xiv. 17. "he left not himself without witness." Rom. i. 19. "because that which may be known of God is manifest in 'them." ii. 15. "which shew the work of the law written in their hearts, their conscience also bearing witness, and their thoughts the meanwhile accusing or else excusing one another." It may be objected, that all have not known Christ. I answer, that this proves nothing against the doctrine, that all are called in Christ alone; inasmuch as, had he not been given to the world, God would have called no one: and as the ransom he has paid is in itself sufficient for the redemption of all mankind, all are called to partake of its benefits, though all may not be aware of the source from which the benefits flow. For if Job believed that his sacrifice could avail for his sons, who were not present at its offering, and were perhaps thinking of nothing less, i. 5. if the returned Jews believed that their sacrifices could be available for the ten tribes, who were then far distant, and ignorant of what was passing at Jerusalem; how much more ought we to believe that the perfect sacrifice of Christ may be abundantly sufficient even for those who have never heard of the name of Christ, and who believe only in God? This will be treated more at large under the head of faith.
God's special calling is that whereby he, at the time which he thinks proper, invites particular individuals, elect as well as reprobate, more frequently, and with a more marked call than others.
Particular individuals in preference to others. Thus he called Abraham from his father's house, who probably expected no such call, Gen. xii. 1. &c. and who was even an idolater at the time. Josh. xxiv. 2. 3. "they served other gods, and I

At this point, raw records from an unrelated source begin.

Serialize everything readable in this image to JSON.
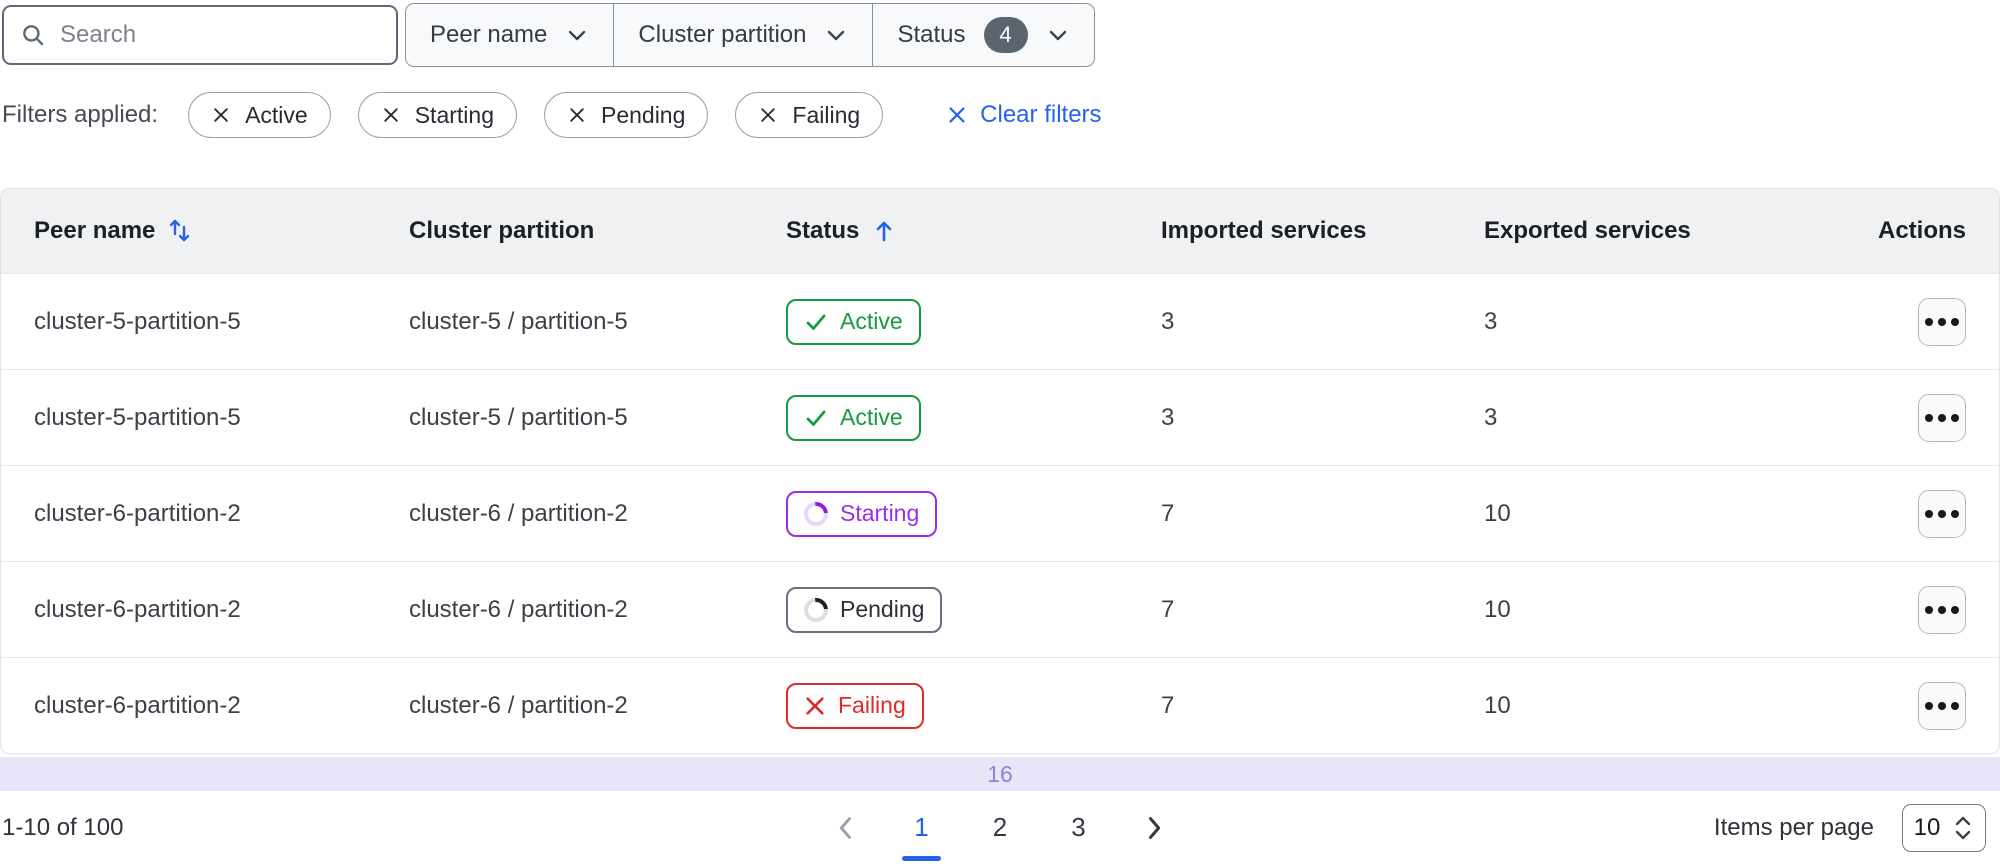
{
  "toolbar": {
    "search": {
      "placeholder": "Search"
    },
    "dropdowns": [
      {
        "label": "Peer name"
      },
      {
        "label": "Cluster partition"
      },
      {
        "label": "Status",
        "badge": "4"
      }
    ]
  },
  "filters": {
    "label": "Filters applied:",
    "chips": [
      {
        "label": "Active"
      },
      {
        "label": "Starting"
      },
      {
        "label": "Pending"
      },
      {
        "label": "Failing"
      }
    ],
    "clear_label": "Clear filters"
  },
  "table": {
    "columns": [
      "Peer name",
      "Cluster partition",
      "Status",
      "Imported services",
      "Exported services",
      "Actions"
    ],
    "sort": {
      "peer_name": "unsorted-both-arrows",
      "status": "ascending-arrow"
    },
    "rows": [
      {
        "peer": "cluster-5-partition-5",
        "partition": "cluster-5 / partition-5",
        "status": "Active",
        "imported": "3",
        "exported": "3"
      },
      {
        "peer": "cluster-5-partition-5",
        "partition": "cluster-5 / partition-5",
        "status": "Active",
        "imported": "3",
        "exported": "3"
      },
      {
        "peer": "cluster-6-partition-2",
        "partition": "cluster-6 / partition-2",
        "status": "Starting",
        "imported": "7",
        "exported": "10"
      },
      {
        "peer": "cluster-6-partition-2",
        "partition": "cluster-6 / partition-2",
        "status": "Pending",
        "imported": "7",
        "exported": "10"
      },
      {
        "peer": "cluster-6-partition-2",
        "partition": "cluster-6 / partition-2",
        "status": "Failing",
        "imported": "7",
        "exported": "10"
      }
    ],
    "indicator_value": "16"
  },
  "pagination": {
    "range_text": "1-10 of 100",
    "pages": [
      "1",
      "2",
      "3"
    ],
    "current_page": "1",
    "items_per_page_label": "Items per page",
    "items_per_page_value": "10"
  },
  "colors": {
    "accent_blue": "#2563eb",
    "status_active_green": "#179a3d",
    "status_starting_purple": "#9b2de8",
    "status_pending_gray": "#697180",
    "status_failing_red": "#dd2b2b",
    "badge_count_bg": "#5b6570",
    "indicator_bar_bg": "#e7e5f7",
    "table_header_bg": "#f0f1f3"
  }
}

• Him on this side Euphrates yet residing,
Bred up in idol-worship. Paradise Lost, XII. 114